Krysinska's use of the odd adjective "deprave" translated as "perverted or corrupted" compliments the inverted [op, po] sounds of the word, "opoponax," since the twisted order of the phonemes linguistically demonstrates the etymological significance of "tordre, corrompre" derived from the Latin root, "depravare." Moreover, the adjective "deprave" signifies, "alterer, faire devier de la norme" (Le Petit Robert 600), and this definition describes the process of artistic creation itself by which Krysinska, Chopin, and implicitly, Baudelaire, bend the rules of poetic or musical arrangement to invent new techniques that unintentionally found a revolutionary style (Zieliflski 267-72).
Wittig will be remembered throughout the world for, among other things, being a winner of the prix Medicis, France's most prestigious prize for writers, for her first novel, L'Opoponax.
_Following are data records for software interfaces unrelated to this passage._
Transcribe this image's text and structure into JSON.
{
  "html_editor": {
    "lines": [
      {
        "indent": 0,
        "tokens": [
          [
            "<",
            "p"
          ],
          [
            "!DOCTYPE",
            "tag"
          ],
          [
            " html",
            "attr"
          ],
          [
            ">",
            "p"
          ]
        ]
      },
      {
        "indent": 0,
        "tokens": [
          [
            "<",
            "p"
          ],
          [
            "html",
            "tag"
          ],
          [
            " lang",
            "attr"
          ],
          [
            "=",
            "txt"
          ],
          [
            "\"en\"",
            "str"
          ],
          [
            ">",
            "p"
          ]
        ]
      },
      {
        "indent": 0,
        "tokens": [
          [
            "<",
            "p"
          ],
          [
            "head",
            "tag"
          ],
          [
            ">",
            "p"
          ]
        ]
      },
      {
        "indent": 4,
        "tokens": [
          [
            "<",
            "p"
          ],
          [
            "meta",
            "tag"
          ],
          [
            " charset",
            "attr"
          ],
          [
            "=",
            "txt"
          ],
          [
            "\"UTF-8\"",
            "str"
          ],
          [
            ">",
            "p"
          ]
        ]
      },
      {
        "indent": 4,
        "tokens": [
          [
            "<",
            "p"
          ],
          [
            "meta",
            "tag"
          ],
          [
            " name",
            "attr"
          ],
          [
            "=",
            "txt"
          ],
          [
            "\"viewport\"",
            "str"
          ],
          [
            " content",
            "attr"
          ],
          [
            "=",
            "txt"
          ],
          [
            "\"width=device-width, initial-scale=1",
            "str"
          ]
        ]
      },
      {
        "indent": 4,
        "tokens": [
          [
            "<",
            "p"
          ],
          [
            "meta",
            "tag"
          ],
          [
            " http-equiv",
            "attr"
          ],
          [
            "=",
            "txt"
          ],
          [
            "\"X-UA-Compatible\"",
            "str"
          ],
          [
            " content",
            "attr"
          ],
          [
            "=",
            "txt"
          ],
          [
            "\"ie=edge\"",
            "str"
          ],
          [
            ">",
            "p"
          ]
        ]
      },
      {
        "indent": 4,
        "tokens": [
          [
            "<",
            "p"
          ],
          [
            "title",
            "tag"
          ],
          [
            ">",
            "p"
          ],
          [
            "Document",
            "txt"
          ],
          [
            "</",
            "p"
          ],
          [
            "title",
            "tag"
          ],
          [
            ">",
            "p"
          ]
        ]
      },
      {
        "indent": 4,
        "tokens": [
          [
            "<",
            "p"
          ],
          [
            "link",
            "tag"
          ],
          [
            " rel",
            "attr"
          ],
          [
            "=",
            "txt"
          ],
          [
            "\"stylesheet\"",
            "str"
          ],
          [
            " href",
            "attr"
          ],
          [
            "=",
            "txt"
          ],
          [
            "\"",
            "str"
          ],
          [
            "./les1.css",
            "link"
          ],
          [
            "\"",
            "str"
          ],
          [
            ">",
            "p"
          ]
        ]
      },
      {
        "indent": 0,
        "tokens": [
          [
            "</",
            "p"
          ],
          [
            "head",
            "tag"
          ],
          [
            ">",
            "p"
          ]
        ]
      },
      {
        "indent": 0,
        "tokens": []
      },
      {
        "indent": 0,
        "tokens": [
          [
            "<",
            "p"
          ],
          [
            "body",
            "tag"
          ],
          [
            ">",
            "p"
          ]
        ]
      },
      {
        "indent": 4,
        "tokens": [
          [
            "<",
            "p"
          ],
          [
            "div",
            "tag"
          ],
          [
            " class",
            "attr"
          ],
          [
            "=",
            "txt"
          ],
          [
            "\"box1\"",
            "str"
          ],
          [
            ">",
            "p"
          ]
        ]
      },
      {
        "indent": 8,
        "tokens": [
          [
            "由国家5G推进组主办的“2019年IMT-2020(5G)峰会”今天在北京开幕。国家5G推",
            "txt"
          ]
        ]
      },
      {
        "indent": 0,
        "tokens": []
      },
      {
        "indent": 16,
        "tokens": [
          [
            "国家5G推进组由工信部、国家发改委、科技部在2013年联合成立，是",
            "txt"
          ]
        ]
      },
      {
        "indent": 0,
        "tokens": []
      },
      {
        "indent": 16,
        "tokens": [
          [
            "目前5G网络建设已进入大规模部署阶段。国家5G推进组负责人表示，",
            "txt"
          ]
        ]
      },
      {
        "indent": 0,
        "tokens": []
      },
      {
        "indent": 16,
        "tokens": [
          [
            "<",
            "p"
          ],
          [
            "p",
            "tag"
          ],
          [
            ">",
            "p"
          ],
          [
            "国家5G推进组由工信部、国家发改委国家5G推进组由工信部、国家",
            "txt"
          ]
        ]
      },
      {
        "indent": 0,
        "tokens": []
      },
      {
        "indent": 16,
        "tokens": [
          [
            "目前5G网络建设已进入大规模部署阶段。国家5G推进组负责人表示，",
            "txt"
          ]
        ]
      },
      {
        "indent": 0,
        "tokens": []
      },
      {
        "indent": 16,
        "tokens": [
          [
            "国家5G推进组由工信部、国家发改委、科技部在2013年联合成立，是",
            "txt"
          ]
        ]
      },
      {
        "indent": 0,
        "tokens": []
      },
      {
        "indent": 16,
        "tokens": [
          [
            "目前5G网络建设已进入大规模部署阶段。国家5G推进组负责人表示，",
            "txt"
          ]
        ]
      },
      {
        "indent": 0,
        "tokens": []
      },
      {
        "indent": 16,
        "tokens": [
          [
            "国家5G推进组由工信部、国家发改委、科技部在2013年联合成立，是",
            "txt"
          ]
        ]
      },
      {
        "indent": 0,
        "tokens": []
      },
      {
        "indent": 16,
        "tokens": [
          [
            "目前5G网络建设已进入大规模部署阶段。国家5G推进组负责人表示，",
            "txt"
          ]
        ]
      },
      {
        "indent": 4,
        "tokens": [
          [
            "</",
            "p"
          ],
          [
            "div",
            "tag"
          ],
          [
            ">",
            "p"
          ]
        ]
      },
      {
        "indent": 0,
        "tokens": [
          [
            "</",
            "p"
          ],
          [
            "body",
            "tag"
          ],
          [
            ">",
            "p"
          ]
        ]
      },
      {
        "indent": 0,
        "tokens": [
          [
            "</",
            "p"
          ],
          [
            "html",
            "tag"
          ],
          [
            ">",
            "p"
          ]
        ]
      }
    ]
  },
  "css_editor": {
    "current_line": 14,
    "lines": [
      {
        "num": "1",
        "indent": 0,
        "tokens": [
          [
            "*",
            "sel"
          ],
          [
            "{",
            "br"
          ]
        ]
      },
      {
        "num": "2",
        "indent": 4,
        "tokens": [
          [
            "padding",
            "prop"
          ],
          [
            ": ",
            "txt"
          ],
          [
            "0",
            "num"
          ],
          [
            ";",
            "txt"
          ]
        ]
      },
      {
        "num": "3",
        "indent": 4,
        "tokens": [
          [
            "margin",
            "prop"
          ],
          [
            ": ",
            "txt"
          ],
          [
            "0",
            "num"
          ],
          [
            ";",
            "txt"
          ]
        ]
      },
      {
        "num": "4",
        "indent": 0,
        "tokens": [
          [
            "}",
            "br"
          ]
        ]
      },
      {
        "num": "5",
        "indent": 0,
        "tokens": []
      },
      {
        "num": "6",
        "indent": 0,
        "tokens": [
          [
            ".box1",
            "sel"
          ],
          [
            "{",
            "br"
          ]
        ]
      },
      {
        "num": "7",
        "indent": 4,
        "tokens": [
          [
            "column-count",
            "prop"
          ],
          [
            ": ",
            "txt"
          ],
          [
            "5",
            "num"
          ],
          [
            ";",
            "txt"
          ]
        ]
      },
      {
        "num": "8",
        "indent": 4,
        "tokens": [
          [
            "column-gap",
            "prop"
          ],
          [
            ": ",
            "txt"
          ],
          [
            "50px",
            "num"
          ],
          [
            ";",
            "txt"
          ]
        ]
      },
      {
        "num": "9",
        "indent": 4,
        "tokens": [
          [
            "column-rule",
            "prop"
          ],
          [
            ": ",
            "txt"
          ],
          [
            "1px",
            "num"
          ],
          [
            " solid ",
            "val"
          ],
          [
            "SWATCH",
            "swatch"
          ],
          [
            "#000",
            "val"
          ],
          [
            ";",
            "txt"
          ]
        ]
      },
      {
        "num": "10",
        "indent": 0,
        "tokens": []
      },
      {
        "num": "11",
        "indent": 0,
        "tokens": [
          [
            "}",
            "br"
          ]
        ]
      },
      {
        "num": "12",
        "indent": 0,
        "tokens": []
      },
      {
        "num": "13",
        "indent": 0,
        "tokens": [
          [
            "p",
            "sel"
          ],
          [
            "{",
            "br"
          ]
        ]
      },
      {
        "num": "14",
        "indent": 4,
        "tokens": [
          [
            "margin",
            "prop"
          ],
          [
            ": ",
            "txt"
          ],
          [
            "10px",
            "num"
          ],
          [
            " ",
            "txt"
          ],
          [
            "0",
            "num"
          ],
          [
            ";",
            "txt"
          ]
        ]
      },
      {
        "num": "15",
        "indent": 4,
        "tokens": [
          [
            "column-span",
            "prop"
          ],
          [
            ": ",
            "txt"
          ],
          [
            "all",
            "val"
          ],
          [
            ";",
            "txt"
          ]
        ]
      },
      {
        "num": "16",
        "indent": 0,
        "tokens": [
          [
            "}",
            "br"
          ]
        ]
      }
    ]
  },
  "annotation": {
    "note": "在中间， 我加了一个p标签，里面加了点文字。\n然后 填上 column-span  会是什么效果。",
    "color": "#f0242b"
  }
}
The New York Times Book Review wrote, "In both form and content The Opoponax is a revolutionary story." One of its most revolutionary aspects is Wittig's use of pronouns, a project she developed throughout her oeuvre.
Executives said it is 25% richer with more sambac jasmine absolute, myrrh, vanilla, opoponax, amber and patchouli.
People without jobs to do at this time of peril seemed to her 'like dead flies shaken out of a summer hotel window curtain'; of society ladies at the front: 'I don't know anything that horrifies me more than the mixture of flirtation and surgery, of opoponax (perfume) and chloroform.' A picture emerges of a powerful personality with great practical resourcefulness.
Laurence Porter's Lacanian reading of Wittig introduces the forces of power, gender, and identity, into the fictional debate, while he focuses his study on the author's Opoponax, a novel that combines autobiography, historical analysis, and issues of sexual autonomy.
Affectionately sophisticated in its treatment of its predecessors in Firbankian, French homosexual, and homoerotic girls' school fiction, Brophy's metafictional comic masterpiece in the end both accompanies and acknowledges a new and more explicit brand of lesbian bildungsroman as represented by, among others, Maureen Duffy's moving depiction of a working-class lesbian child's fight to receive an education in That's How It Was (1962), Rosemary Manning's autobiographical treatment of lesbianism, hypocrisy, and betrayal in a girls' boarding school in The Chinese Garden (1962), and Monique Wittig's innovative nouveau roman of the early development of lesbian consciousness in The Opoponax (1957; trans.
Her first novel, L'Opoponax (1964; The Opoponax), is viewed through the consciousness of a rebellious young girl in a convent school.
This postulate also suggests specific ideological reasons for other feminists' deployments of still other pronouns (most strikingly, on and elles in Wittig's L 'Opoponax [1964] and Les Guerilleres [1969]) and for the alternation and/or conflation of the first-, second-, and third-person pronouns in previously mentioned works by Lispector, Sarraute, Sontag, Wolf, Weldon, and Duras.
I will take another illuminating example, that of the critics' reception of L'Opoponax by Monique Wittig.